◆ GOAL OF THE EXERCISE:
For this exercise, print the listing below exactly, without its pictures.
※ ※ ※
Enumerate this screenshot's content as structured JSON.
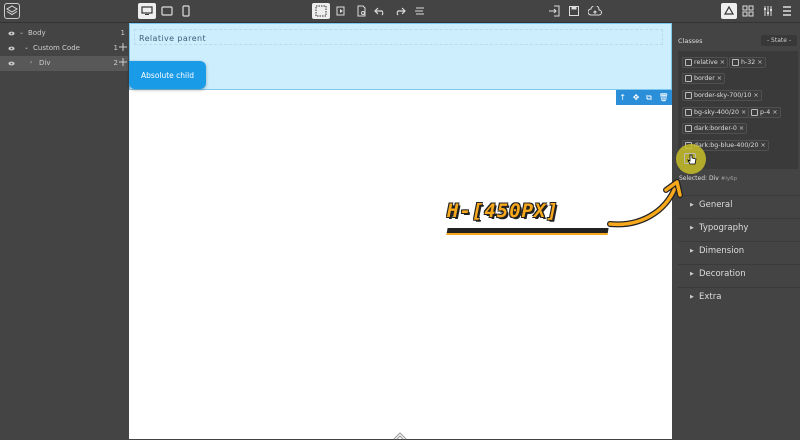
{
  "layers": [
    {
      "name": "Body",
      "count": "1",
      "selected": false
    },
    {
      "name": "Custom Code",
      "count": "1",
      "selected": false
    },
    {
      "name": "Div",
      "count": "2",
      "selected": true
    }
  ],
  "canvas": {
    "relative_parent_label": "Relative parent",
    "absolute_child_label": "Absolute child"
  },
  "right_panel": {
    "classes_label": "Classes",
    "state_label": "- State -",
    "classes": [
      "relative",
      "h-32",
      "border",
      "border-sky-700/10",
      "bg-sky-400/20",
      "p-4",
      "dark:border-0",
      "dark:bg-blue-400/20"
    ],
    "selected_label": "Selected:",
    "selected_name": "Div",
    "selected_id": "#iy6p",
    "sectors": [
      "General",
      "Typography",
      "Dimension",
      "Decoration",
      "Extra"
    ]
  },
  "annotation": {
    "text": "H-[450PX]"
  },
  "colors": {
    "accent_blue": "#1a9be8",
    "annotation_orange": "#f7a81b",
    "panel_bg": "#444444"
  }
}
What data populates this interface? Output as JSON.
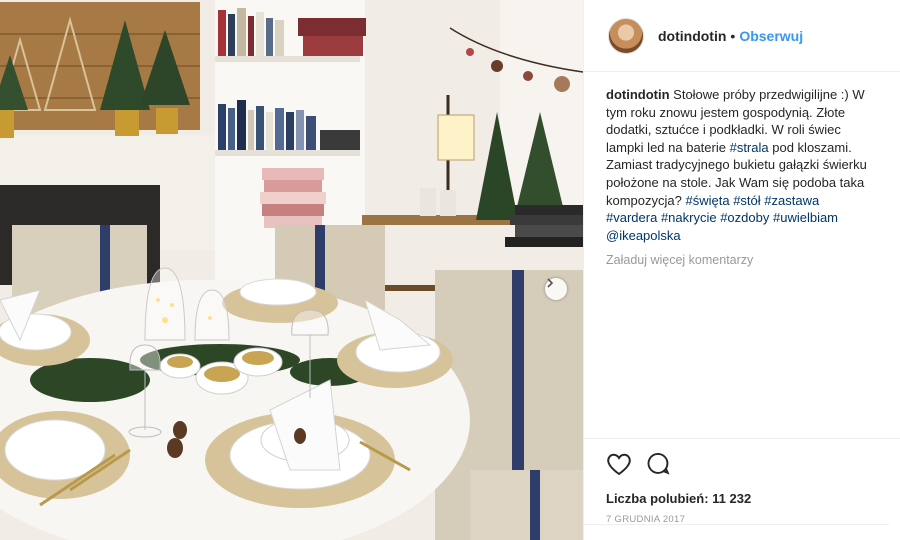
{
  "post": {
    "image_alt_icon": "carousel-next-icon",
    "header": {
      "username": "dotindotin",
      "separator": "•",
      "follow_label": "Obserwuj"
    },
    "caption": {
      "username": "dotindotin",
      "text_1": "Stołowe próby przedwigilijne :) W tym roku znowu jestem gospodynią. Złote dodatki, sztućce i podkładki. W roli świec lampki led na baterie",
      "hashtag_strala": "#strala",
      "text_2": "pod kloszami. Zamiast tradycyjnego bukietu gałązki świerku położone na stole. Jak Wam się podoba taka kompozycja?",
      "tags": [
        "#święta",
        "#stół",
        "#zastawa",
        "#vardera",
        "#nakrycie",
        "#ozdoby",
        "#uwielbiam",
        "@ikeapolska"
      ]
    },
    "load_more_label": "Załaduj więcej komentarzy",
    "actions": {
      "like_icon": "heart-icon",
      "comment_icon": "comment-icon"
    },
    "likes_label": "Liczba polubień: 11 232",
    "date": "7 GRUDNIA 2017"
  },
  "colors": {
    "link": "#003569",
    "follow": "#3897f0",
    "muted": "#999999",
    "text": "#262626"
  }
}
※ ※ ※
◆ TASK RESULT:
Enumerate this screenshot's content as structured JSON.
{
  "layers": [
    {
      "name": "Body",
      "count": "1",
      "selected": false
    },
    {
      "name": "Custom Code",
      "count": "1",
      "selected": false
    },
    {
      "name": "Div",
      "count": "2",
      "selected": true
    }
  ],
  "canvas": {
    "relative_parent_label": "Relative parent",
    "absolute_child_label": "Absolute child"
  },
  "right_panel": {
    "classes_label": "Classes",
    "state_label": "- State -",
    "classes": [
      "relative",
      "h-32",
      "border",
      "border-sky-700/10",
      "bg-sky-400/20",
      "p-4",
      "dark:border-0",
      "dark:bg-blue-400/20"
    ],
    "selected_label": "Selected:",
    "selected_name": "Div",
    "selected_id": "#iy6p",
    "sectors": [
      "General",
      "Typography",
      "Dimension",
      "Decoration",
      "Extra"
    ]
  },
  "annotation": {
    "text": "H-[450PX]"
  },
  "colors": {
    "accent_blue": "#1a9be8",
    "annotation_orange": "#f7a81b",
    "panel_bg": "#444444"
  }
}
What data populates this interface? Output as JSON.
{
  "post": {
    "image_alt_icon": "carousel-next-icon",
    "header": {
      "username": "dotindotin",
      "separator": "•",
      "follow_label": "Obserwuj"
    },
    "caption": {
      "username": "dotindotin",
      "text_1": "Stołowe próby przedwigilijne :) W tym roku znowu jestem gospodynią. Złote dodatki, sztućce i podkładki. W roli świec lampki led na baterie",
      "hashtag_strala": "#strala",
      "text_2": "pod kloszami. Zamiast tradycyjnego bukietu gałązki świerku położone na stole. Jak Wam się podoba taka kompozycja?",
      "tags": [
        "#święta",
        "#stół",
        "#zastawa",
        "#vardera",
        "#nakrycie",
        "#ozdoby",
        "#uwielbiam",
        "@ikeapolska"
      ]
    },
    "load_more_label": "Załaduj więcej komentarzy",
    "actions": {
      "like_icon": "heart-icon",
      "comment_icon": "comment-icon"
    },
    "likes_label": "Liczba polubień: 11 232",
    "date": "7 GRUDNIA 2017"
  },
  "colors": {
    "link": "#003569",
    "follow": "#3897f0",
    "muted": "#999999",
    "text": "#262626"
  }
}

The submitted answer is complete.